ENTRIES PROVIDED:
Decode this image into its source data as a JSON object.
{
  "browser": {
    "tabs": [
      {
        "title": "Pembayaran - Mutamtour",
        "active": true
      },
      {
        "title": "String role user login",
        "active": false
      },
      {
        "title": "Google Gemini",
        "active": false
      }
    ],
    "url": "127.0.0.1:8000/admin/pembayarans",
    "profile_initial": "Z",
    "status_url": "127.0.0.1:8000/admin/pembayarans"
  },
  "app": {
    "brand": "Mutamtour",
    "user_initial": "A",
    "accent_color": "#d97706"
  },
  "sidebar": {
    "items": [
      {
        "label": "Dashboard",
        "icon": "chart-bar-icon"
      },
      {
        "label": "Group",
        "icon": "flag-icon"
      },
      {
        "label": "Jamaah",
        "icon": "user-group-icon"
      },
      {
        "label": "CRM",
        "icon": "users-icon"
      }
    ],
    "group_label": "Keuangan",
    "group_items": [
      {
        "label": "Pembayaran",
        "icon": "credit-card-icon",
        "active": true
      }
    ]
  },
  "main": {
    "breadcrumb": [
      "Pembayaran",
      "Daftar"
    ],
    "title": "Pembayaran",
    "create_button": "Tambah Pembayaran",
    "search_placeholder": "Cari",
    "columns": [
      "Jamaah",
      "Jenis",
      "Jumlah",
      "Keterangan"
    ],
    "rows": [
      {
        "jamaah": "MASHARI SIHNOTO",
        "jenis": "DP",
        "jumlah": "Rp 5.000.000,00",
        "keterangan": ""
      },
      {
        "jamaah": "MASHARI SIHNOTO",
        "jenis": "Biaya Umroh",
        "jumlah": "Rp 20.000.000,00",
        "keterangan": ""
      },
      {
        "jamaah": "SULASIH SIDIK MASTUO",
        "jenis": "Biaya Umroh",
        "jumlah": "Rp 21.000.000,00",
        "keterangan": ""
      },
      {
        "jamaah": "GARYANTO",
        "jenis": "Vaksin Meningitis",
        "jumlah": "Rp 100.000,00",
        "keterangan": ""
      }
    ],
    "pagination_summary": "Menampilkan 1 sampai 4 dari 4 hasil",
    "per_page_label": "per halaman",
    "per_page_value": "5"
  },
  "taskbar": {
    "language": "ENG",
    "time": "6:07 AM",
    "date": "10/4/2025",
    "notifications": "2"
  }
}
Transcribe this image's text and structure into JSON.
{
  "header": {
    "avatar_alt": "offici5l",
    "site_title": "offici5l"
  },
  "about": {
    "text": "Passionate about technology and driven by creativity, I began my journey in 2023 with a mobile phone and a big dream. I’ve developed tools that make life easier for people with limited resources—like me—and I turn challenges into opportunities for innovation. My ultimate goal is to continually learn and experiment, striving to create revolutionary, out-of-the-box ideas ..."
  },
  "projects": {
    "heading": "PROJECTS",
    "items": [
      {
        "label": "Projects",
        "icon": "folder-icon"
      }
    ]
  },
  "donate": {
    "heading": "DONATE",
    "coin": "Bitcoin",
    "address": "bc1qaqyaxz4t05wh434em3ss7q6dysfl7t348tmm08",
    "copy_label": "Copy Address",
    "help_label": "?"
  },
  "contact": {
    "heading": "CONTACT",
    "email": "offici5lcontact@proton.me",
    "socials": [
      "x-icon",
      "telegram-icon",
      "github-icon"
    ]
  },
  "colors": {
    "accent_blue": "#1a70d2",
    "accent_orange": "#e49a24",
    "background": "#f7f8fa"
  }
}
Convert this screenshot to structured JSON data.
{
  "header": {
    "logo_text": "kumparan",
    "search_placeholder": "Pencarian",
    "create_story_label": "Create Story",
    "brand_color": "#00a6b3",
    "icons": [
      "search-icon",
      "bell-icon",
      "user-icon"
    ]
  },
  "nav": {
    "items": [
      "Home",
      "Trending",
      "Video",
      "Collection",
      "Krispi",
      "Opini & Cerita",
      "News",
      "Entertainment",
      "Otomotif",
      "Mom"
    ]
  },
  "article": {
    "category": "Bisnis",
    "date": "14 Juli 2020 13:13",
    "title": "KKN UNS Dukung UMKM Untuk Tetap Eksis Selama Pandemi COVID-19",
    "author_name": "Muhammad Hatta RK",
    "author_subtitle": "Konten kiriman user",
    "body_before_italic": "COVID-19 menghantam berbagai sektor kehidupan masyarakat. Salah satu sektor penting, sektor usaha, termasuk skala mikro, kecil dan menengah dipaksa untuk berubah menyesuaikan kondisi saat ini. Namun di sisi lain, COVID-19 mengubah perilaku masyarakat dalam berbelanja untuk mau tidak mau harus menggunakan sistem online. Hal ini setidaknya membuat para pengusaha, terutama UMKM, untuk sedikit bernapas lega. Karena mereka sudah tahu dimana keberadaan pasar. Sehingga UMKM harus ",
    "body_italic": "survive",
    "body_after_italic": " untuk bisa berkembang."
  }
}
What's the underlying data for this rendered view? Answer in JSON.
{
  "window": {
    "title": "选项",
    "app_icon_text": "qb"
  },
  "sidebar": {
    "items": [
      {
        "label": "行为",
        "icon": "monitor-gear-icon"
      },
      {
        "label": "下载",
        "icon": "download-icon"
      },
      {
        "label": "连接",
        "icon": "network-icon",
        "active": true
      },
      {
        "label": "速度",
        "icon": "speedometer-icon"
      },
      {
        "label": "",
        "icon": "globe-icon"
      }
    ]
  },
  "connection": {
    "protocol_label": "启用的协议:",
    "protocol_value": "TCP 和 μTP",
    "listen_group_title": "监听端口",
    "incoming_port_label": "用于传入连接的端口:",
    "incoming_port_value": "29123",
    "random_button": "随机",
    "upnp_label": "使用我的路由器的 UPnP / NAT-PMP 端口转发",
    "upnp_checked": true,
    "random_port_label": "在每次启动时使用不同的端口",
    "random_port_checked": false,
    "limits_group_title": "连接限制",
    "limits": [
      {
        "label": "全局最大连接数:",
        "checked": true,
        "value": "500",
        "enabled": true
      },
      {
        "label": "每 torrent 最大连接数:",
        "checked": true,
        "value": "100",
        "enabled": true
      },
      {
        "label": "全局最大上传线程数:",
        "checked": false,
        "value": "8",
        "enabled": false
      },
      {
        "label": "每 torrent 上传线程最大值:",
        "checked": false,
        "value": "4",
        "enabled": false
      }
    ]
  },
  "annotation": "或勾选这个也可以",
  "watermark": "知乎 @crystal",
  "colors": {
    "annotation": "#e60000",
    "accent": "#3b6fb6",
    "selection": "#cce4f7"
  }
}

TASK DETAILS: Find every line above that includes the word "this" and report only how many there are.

ANSWER FOR THE TASK: 4